_Work required_
Scan the material and copy out each line where the word "نیاز" occurs.

_Source material_
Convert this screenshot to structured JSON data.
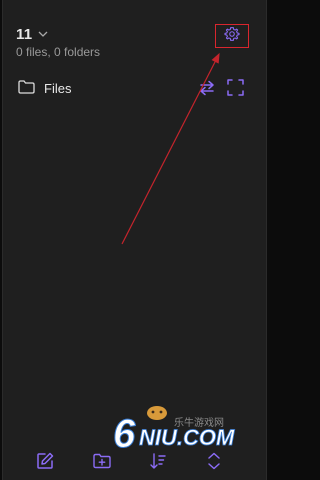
{
  "header": {
    "vault_name": "11",
    "vault_stats": "0 files, 0 folders"
  },
  "files": {
    "label": "Files"
  },
  "icons": {
    "vault_dropdown": "chevron-down-icon",
    "settings": "gear-icon",
    "folder": "folder-icon",
    "sync": "swap-arrows-icon",
    "expand": "expand-corners-icon",
    "new_note": "edit-note-icon",
    "new_folder": "new-folder-icon",
    "sort": "sort-icon",
    "collapse": "expand-collapse-icon"
  },
  "watermark": {
    "text": "乐牛游戏网",
    "logo": "6NIU.COM"
  },
  "colors": {
    "accent": "#8b6cf6",
    "highlight_box": "#d8262e",
    "annotation_arrow": "#c4242c",
    "background": "#1f1f1f",
    "text_primary": "#e8e8e8",
    "text_secondary": "#9a9a9a"
  }
}
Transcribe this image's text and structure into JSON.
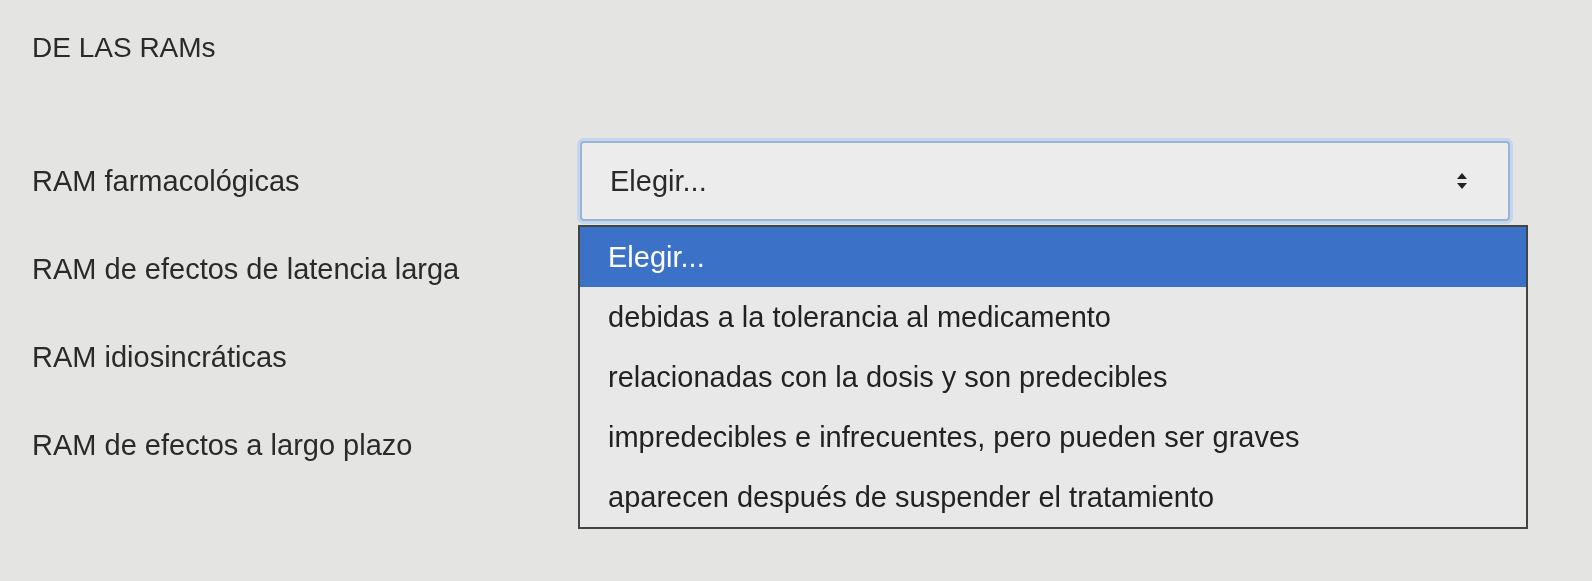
{
  "heading": "DE LAS RAMs",
  "rows": [
    {
      "label": "RAM farmacológicas"
    },
    {
      "label": "RAM de efectos de latencia larga"
    },
    {
      "label": "RAM idiosincráticas"
    },
    {
      "label": "RAM de efectos a largo plazo"
    }
  ],
  "select": {
    "value": "Elegir...",
    "expanded": true,
    "options": [
      {
        "label": "Elegir...",
        "selected": true
      },
      {
        "label": "debidas a la tolerancia al medicamento",
        "selected": false
      },
      {
        "label": "relacionadas con la dosis y son predecibles",
        "selected": false
      },
      {
        "label": "impredecibles e infrecuentes, pero pueden ser graves",
        "selected": false
      },
      {
        "label": "aparecen después de suspender el tratamiento",
        "selected": false
      }
    ]
  }
}
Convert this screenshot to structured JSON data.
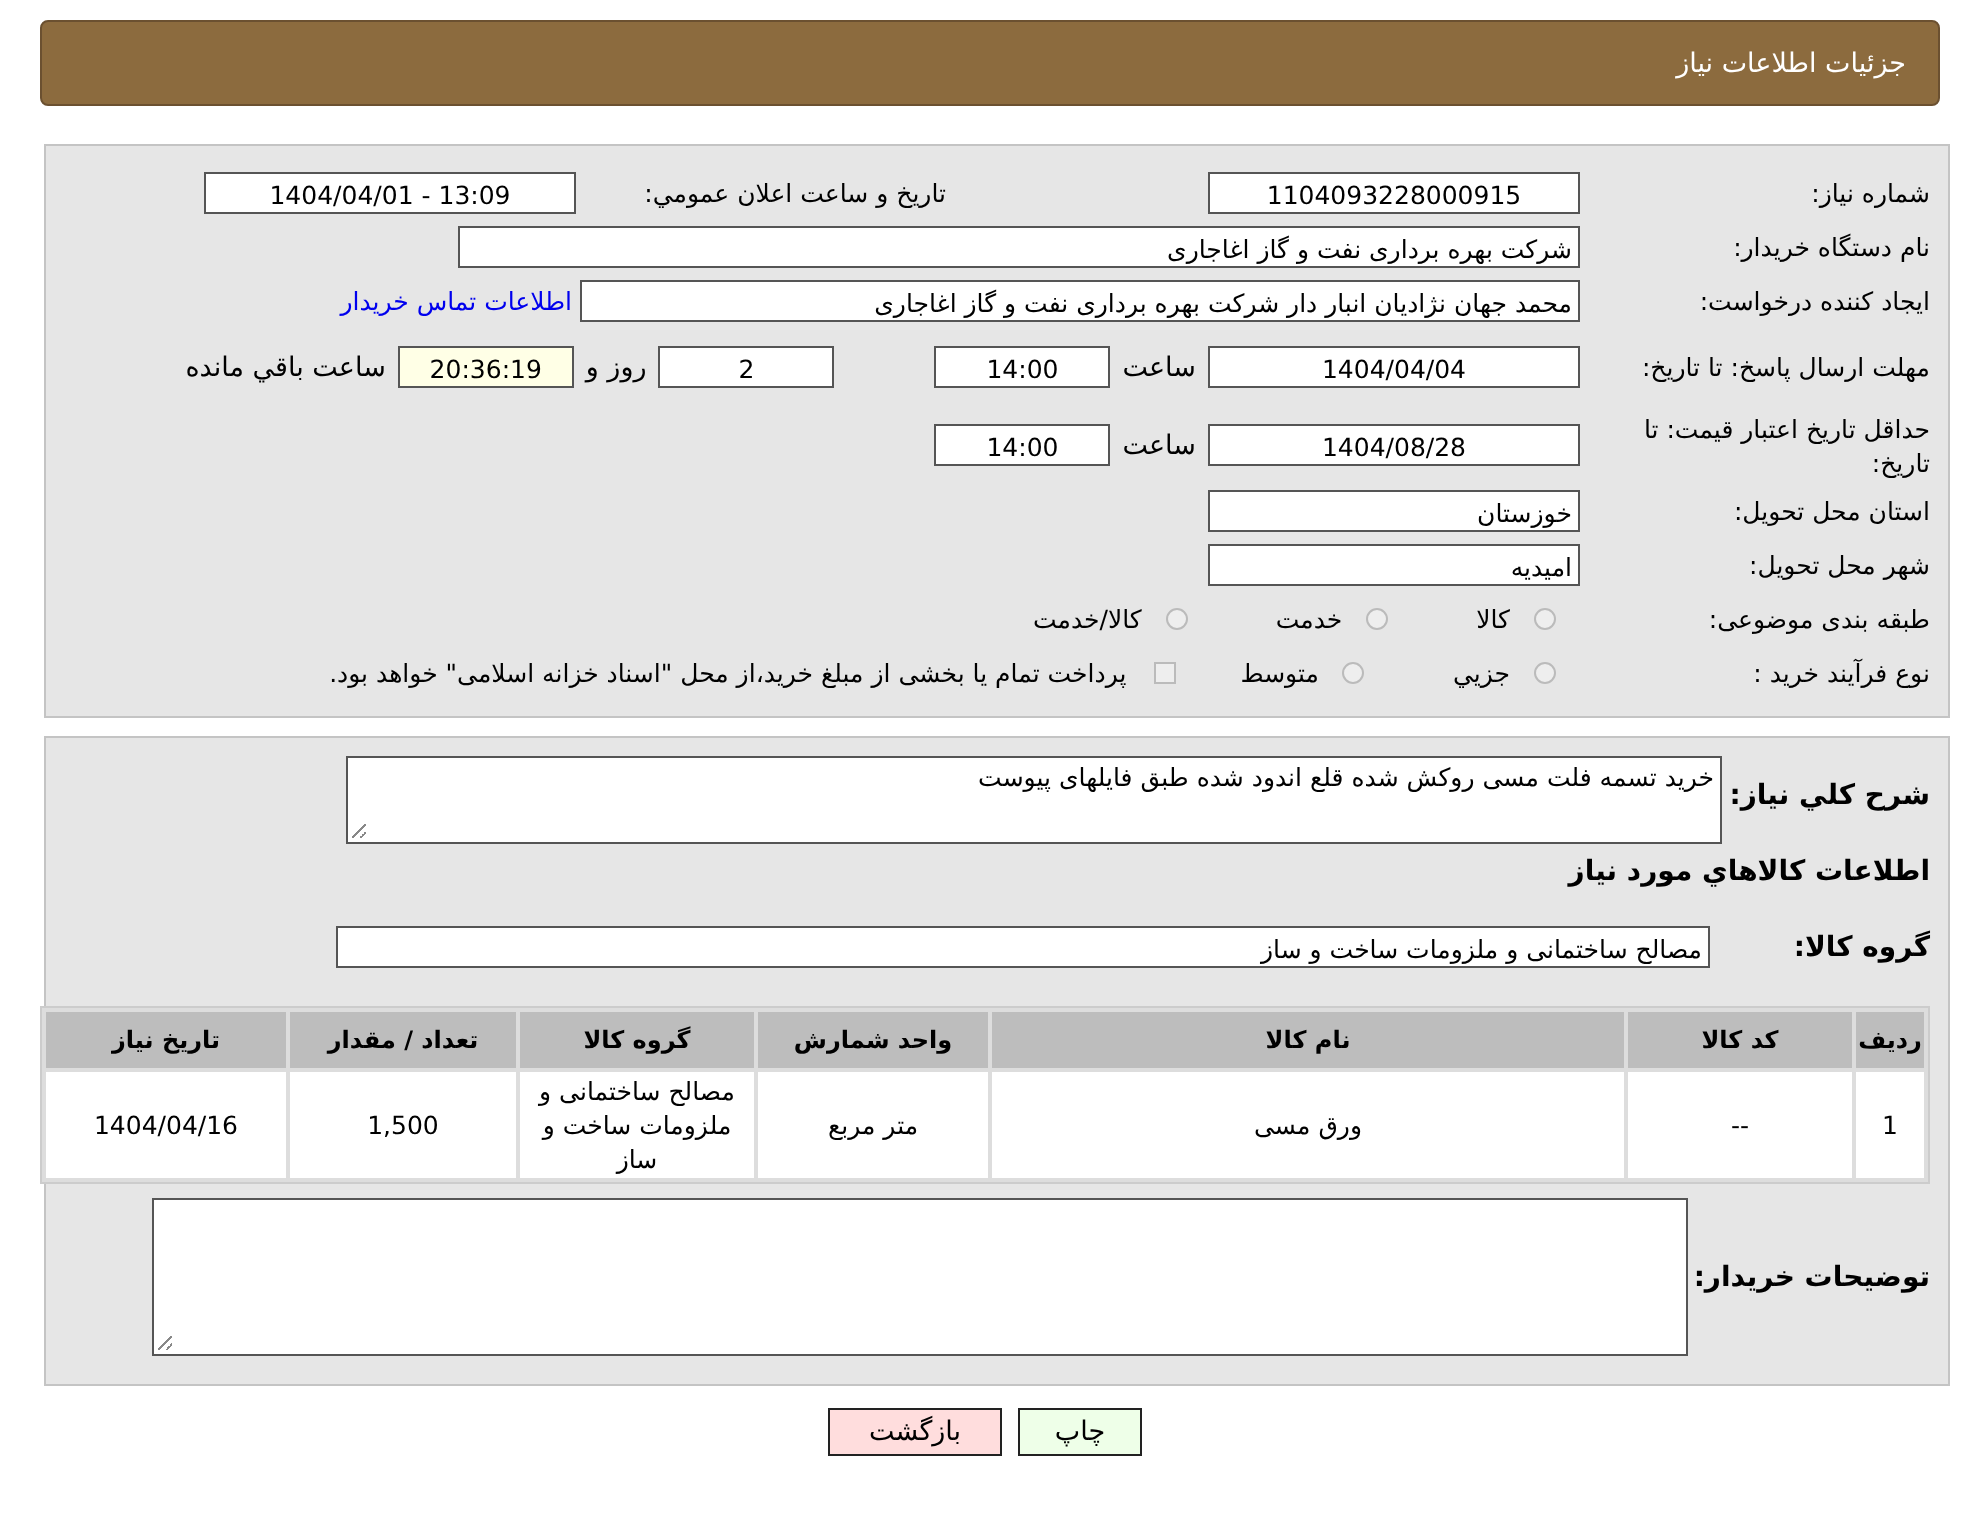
{
  "header": {
    "title": "جزئیات اطلاعات نیاز"
  },
  "need_number": {
    "label": "شماره نیاز:",
    "value": "1104093228000915"
  },
  "announce_datetime": {
    "label": "تاریخ و ساعت اعلان عمومي:",
    "value": "1404/04/01 - 13:09"
  },
  "buyer_org": {
    "label": "نام دستگاه خریدار:",
    "value": "شرکت بهره برداری نفت و گاز اغاجاری"
  },
  "requester": {
    "label": "ایجاد کننده درخواست:",
    "value": "محمد جهان نژادیان انبار دار شرکت بهره برداری نفت و گاز اغاجاری",
    "link": "اطلاعات تماس خریدار"
  },
  "reply_deadline": {
    "label": "مهلت ارسال پاسخ: تا تاریخ:",
    "date": "1404/04/04",
    "time_label": "ساعت",
    "time": "14:00",
    "days": "2",
    "days_label": "روز و",
    "remaining": "20:36:19",
    "remaining_label": "ساعت باقي مانده"
  },
  "price_validity": {
    "label": "حداقل تاریخ اعتبار قیمت: تا تاریخ:",
    "date": "1404/08/28",
    "time_label": "ساعت",
    "time": "14:00"
  },
  "province": {
    "label": "استان محل تحویل:",
    "value": "خوزستان"
  },
  "city": {
    "label": "شهر محل تحویل:",
    "value": "امیدیه"
  },
  "subject_category": {
    "label": "طبقه بندی موضوعی:",
    "options": [
      {
        "label": "کالا",
        "selected": false
      },
      {
        "label": "خدمت",
        "selected": false
      },
      {
        "label": "کالا/خدمت",
        "selected": false
      }
    ]
  },
  "purchase_type": {
    "label": "نوع فرآیند خرید :",
    "options": [
      {
        "label": "جزيي",
        "selected": false
      },
      {
        "label": "متوسط",
        "selected": false
      }
    ],
    "payment_note": {
      "label": "پرداخت تمام یا بخشی از مبلغ خرید،از محل \"اسناد خزانه اسلامی\" خواهد بود.",
      "checked": false
    }
  },
  "description": {
    "label": "شرح کلي نیاز:",
    "value": "خرید تسمه فلت مسی روکش شده قلع اندود شده  طبق فایلهای پیوست"
  },
  "goods_heading": "اطلاعات کالاهاي مورد نیاز",
  "goods_group": {
    "label": "گروه کالا:",
    "value": "مصالح ساختمانی و ملزومات ساخت و ساز"
  },
  "table": {
    "columns": [
      "ردیف",
      "کد کالا",
      "نام کالا",
      "واحد شمارش",
      "گروه کالا",
      "تعداد / مقدار",
      "تاریخ نیاز"
    ],
    "rows": [
      [
        "1",
        "--",
        "ورق مسی",
        "متر مربع",
        "مصالح ساختمانی و ملزومات ساخت و ساز",
        "1,500",
        "1404/04/16"
      ]
    ]
  },
  "buyer_notes": {
    "label": "توضیحات خریدار:"
  },
  "buttons": [
    {
      "label": "چاپ",
      "kind": "print"
    },
    {
      "label": "بازگشت",
      "kind": "back"
    }
  ]
}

_Answer_
    "title": "جزئیات اطلاعات نیاز"
    "label": "شماره نیاز:",
    "label": "شرح کلي نیاز:",
  "goods_heading": "اطلاعات کالاهاي مورد نیاز",
      "تاریخ نیاز"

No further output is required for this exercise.